═════ INPUT RECORDS

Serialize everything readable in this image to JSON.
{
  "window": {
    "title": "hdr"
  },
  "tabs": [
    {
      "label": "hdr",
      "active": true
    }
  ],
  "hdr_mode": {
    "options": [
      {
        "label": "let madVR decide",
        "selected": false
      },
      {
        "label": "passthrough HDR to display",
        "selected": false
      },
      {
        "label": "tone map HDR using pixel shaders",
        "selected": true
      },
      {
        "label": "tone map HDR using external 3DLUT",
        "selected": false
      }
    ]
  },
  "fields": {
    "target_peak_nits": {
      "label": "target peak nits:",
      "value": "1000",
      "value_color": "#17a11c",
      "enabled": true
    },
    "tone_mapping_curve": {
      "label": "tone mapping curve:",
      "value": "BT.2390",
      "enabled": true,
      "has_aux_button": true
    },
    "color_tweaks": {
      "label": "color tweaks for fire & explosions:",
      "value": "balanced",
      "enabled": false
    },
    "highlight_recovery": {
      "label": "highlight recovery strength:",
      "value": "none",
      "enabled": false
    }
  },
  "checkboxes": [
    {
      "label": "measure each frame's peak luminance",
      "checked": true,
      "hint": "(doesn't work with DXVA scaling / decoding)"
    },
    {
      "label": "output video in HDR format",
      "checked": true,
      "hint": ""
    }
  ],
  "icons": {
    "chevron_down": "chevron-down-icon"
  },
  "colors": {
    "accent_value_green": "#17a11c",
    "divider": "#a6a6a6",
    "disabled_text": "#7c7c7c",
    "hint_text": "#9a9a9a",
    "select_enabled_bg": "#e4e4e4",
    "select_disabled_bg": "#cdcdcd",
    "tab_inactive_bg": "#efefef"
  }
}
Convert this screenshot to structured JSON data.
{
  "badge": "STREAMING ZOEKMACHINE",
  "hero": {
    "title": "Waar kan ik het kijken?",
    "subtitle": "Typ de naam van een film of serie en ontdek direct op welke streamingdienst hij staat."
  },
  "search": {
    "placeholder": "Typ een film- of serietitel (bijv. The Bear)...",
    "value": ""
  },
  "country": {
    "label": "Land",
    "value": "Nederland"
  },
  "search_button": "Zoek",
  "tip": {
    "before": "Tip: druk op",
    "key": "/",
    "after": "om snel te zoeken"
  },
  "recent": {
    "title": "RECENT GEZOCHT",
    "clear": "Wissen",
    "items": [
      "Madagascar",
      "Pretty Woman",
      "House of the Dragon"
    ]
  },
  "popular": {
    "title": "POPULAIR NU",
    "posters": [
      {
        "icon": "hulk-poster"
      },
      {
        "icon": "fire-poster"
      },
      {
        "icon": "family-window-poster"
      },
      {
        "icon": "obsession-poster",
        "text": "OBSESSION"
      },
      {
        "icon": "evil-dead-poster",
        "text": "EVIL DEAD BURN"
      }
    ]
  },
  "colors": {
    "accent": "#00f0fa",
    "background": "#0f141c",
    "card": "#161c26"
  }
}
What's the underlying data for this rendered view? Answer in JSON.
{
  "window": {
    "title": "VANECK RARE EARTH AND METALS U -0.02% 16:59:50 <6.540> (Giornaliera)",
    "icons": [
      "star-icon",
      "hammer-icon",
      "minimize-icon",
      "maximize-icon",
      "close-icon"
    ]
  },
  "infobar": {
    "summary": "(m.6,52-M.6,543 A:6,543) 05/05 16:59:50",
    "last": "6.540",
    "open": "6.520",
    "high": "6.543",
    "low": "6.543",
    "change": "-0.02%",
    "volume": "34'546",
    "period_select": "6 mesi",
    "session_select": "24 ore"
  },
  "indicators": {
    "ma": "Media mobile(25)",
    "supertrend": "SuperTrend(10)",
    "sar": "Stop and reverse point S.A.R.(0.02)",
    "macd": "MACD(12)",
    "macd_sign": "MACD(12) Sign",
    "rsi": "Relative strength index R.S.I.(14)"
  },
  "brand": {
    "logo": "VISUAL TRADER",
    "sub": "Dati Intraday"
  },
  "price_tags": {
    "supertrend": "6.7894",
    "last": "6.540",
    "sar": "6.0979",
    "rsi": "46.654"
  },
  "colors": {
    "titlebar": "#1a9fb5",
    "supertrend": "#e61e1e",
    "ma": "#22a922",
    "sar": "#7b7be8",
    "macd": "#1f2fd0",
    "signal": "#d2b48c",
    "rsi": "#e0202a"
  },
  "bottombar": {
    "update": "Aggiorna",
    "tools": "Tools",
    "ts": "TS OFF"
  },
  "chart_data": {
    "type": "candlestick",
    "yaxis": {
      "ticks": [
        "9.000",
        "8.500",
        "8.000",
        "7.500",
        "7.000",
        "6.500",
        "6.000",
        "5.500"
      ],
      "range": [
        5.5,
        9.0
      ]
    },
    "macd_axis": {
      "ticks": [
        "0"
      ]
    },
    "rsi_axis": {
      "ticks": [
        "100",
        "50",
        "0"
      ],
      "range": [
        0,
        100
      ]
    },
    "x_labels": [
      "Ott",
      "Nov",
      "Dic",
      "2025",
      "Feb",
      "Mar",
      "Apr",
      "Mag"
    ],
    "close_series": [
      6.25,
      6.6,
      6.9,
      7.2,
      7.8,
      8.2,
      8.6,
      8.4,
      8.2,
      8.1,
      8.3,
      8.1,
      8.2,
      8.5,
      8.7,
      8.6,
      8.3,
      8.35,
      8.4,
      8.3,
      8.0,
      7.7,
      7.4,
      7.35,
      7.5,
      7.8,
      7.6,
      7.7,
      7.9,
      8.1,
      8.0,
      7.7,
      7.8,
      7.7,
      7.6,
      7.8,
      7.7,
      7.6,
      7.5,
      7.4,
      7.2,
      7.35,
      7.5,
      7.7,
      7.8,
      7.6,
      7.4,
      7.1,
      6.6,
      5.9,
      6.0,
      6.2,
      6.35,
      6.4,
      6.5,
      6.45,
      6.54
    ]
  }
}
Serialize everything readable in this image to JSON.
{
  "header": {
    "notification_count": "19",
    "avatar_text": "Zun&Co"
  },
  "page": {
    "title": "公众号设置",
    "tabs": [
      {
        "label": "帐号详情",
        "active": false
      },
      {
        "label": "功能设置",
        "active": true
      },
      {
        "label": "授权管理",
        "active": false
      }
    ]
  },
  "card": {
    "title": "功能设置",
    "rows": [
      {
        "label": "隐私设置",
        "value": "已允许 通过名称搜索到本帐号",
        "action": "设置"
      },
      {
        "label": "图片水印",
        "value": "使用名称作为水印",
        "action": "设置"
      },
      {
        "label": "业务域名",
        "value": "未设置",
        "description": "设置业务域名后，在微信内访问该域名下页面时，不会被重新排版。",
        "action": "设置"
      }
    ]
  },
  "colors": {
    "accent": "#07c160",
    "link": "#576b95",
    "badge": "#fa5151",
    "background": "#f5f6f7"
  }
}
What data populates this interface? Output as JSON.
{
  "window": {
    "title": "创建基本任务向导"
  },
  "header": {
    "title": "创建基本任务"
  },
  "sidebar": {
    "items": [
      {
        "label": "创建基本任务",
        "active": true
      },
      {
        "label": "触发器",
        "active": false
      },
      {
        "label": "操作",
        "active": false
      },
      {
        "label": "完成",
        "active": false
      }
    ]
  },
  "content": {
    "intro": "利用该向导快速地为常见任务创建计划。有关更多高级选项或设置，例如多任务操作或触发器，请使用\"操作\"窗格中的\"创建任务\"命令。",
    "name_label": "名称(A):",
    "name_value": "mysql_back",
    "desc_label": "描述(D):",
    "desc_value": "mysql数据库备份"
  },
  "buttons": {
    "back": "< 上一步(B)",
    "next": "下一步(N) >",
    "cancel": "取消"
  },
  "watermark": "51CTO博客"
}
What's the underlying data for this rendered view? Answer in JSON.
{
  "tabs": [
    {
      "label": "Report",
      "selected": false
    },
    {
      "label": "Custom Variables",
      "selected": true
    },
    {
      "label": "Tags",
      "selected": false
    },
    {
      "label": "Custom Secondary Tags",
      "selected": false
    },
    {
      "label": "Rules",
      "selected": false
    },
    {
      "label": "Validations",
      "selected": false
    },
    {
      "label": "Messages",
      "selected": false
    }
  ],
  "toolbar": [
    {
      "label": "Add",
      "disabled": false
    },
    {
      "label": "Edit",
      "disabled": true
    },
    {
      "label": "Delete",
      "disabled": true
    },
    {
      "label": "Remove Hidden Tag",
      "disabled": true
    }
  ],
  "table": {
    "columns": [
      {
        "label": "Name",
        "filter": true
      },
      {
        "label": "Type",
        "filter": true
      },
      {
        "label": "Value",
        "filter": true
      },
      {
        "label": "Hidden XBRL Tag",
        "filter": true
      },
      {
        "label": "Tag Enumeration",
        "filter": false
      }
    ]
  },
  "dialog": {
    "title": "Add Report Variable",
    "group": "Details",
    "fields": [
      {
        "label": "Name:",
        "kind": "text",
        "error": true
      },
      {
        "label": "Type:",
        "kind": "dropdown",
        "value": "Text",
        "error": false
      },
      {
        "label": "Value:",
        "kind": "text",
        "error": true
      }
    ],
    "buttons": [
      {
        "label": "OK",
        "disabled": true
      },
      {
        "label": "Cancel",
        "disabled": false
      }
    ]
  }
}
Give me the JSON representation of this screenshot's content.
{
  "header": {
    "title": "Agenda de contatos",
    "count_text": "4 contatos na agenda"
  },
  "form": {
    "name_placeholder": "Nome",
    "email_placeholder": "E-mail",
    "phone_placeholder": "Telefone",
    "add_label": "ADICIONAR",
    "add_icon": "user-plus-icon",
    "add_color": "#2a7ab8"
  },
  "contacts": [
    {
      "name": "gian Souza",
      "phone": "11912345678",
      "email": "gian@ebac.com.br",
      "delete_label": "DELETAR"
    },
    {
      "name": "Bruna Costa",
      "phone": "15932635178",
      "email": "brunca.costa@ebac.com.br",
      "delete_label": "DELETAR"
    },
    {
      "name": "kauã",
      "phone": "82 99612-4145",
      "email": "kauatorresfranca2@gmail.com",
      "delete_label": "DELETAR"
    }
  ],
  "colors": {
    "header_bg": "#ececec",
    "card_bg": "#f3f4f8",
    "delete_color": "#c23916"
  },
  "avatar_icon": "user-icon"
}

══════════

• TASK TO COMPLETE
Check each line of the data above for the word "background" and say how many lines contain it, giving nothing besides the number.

• ANSWER TO THE EXERCISE
2